2018 is not shaping up to be a good year for mutual fund investors, analysis from Quantitative Financial Analytics has revealed.
According to the analysis, mutual funds in Nigeria generated an estimated N4.3 billion gains in the first six months of the year. This can only be described as dismal when compared with the performance in the corresponding period of 2017 when gains of N8.9 billion was made. It even becomes abysmally clearer when viewed against the backdrop that funds gained 3% in the first six months of 2017 versus the 0.71% recorded in the corresponding period of 2018.
Only 7 funds were able to record double digit positive YTD return as at June 29th, 2018. Even at that, the double-digit performance is on the low side ranging from 16% to 10%. Comparatively speaking, by June 30th, 2017, 34 mutual funds had achieved double digit positive returns, the highest of which was 50.38% generated by New Gold ETF.
In the corresponding period in 2017, all but one fund recorded positive returns but so far in 2018, 13 funds are in the red, in terms of performance. Ironically, the fund that generated the best return (50.32%) last year, New Gold ETF, recorded the worst performance this year with a negative return of 32%. This goes to stress the point and investment caveat that past performance is not a guarantee of future performance. It will be recalled that Gold has been struggling to find its footing since the beginning of the year which has been worsened by the volatile valuation on the US Dollar.
According to research, Gold does well when the Dollar weakens but that has not been the case for most of 2018. Gold has recorded a negative return of 50.2% YTD June 30th, 2018, which underscores the performance of the New Gold ETF.
Among the big performers are Stanbic IBTC pension fund which returned 16.37% YTD followed by Vetiva Griffins 30 ETF with 12.3%, EDC Fixed Income Fund, and Coronation Balanced Fund.
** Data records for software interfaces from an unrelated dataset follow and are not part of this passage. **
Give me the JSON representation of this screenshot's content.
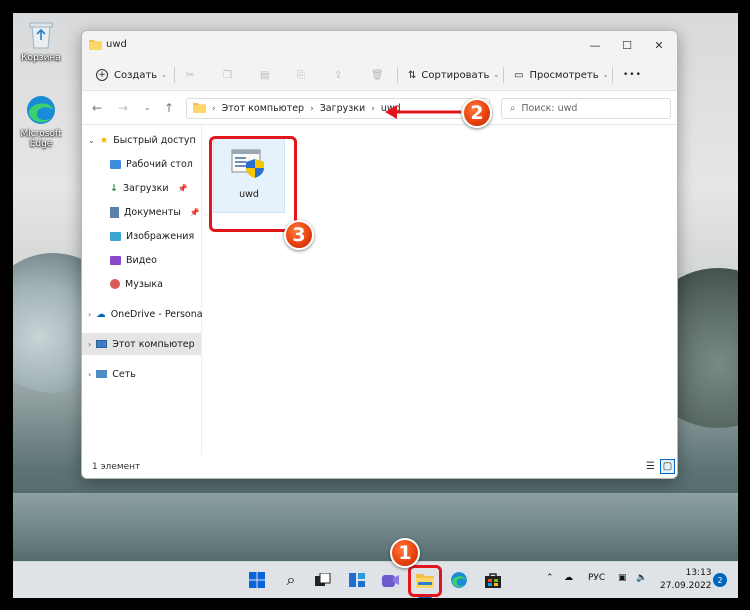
{
  "desktop": {
    "icons": [
      {
        "label": "Корзина",
        "icon": "recycle-bin-icon"
      },
      {
        "label": "Microsoft Edge",
        "icon": "edge-icon"
      }
    ]
  },
  "window": {
    "title": "uwd",
    "toolbar": {
      "create_label": "Создать",
      "sort_label": "Сортировать",
      "view_label": "Просмотреть",
      "more_label": "•••"
    },
    "address": {
      "segments": [
        "Этот компьютер",
        "Загрузки",
        "uwd"
      ]
    },
    "search": {
      "placeholder": "Поиск: uwd"
    },
    "sidebar": {
      "quick_access_label": "Быстрый доступ",
      "items": [
        {
          "label": "Рабочий стол",
          "icon": "desktop-folder-icon",
          "pinned": true
        },
        {
          "label": "Загрузки",
          "icon": "downloads-icon",
          "pinned": true
        },
        {
          "label": "Документы",
          "icon": "documents-icon",
          "pinned": true
        },
        {
          "label": "Изображения",
          "icon": "pictures-icon",
          "pinned": true
        },
        {
          "label": "Видео",
          "icon": "videos-icon",
          "pinned": false
        },
        {
          "label": "Музыка",
          "icon": "music-icon",
          "pinned": false
        }
      ],
      "onedrive_label": "OneDrive - Personal",
      "this_pc_label": "Этот компьютер",
      "network_label": "Сеть"
    },
    "files": [
      {
        "name": "uwd",
        "icon": "installer-app-icon"
      }
    ],
    "status": {
      "count_label": "1 элемент"
    }
  },
  "taskbar": {
    "language": "РУС",
    "time": "13:13",
    "date": "27.09.2022",
    "notifications": "2"
  },
  "annotations": {
    "step1": "1",
    "step2": "2",
    "step3": "3",
    "color": "#e0161b"
  }
}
The funds that recorded negative performance are largely equity funds and ETFs with equity exposure. While New Gold ETF recorded -32.2%, DV Balanced Fund had -12.61% while Skye Shelter Fund recorded a negative return of 5% among others.
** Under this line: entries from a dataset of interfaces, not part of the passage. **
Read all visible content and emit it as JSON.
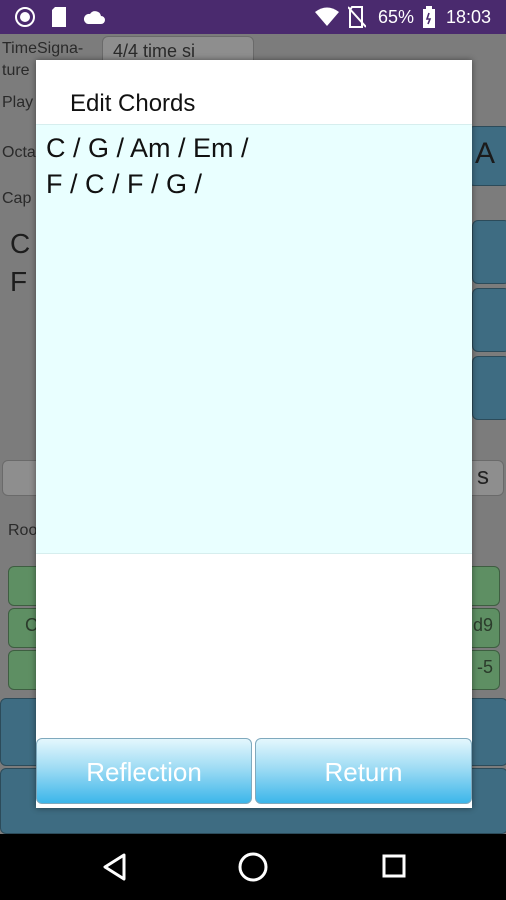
{
  "status_bar": {
    "battery_percent": "65%",
    "time": "18:03",
    "icons": [
      "record-icon",
      "sd-card-icon",
      "cloud-icon",
      "wifi-icon",
      "no-sim-icon",
      "battery-icon"
    ]
  },
  "background": {
    "time_signature_label": "TimeSigna-\nture",
    "time_signature_value": "4/4 time si",
    "play_label": "Play",
    "octave_label": "Octa",
    "capo_label": "Cap",
    "chords_preview_line1": "C",
    "chords_preview_line2": "F",
    "root_label": "Roo",
    "side_letter": "A",
    "side_s": "s",
    "button_fragment_1": "C",
    "button_fragment_2": "d9",
    "button_fragment_3": "-5"
  },
  "dialog": {
    "title": "Edit Chords",
    "chords_text_line1": "C / G / Am / Em /",
    "chords_text_line2": "F / C / F / G /",
    "reflection_button": "Reflection",
    "return_button": "Return"
  },
  "colors": {
    "status_bar": "#4a2a6e",
    "chord_area_bg": "#e9ffff",
    "button_accent": "#3cb6ea"
  }
}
The broad stock market index, the NSE All share index recorded a positive gain of .09% which explains why equity-based funds brought the deck of cards down. Other indexes like the NSE Consumer index, the Stock Index 30 and Oil and Gas Index all recorded negative gains in the period under review.
So, the lackluster performance of mutual funds in the first 6 months of 2018, can be attributed to increased market volatility arising from international markets as a result of imposition of tariffs and the ups and downs in the price of oil that manifested at the later part of Q2. It is hoped that fund managers will look for other ways to improve their performance so that fund investors can smile as broadly as the did in 2017, by the end of 2018.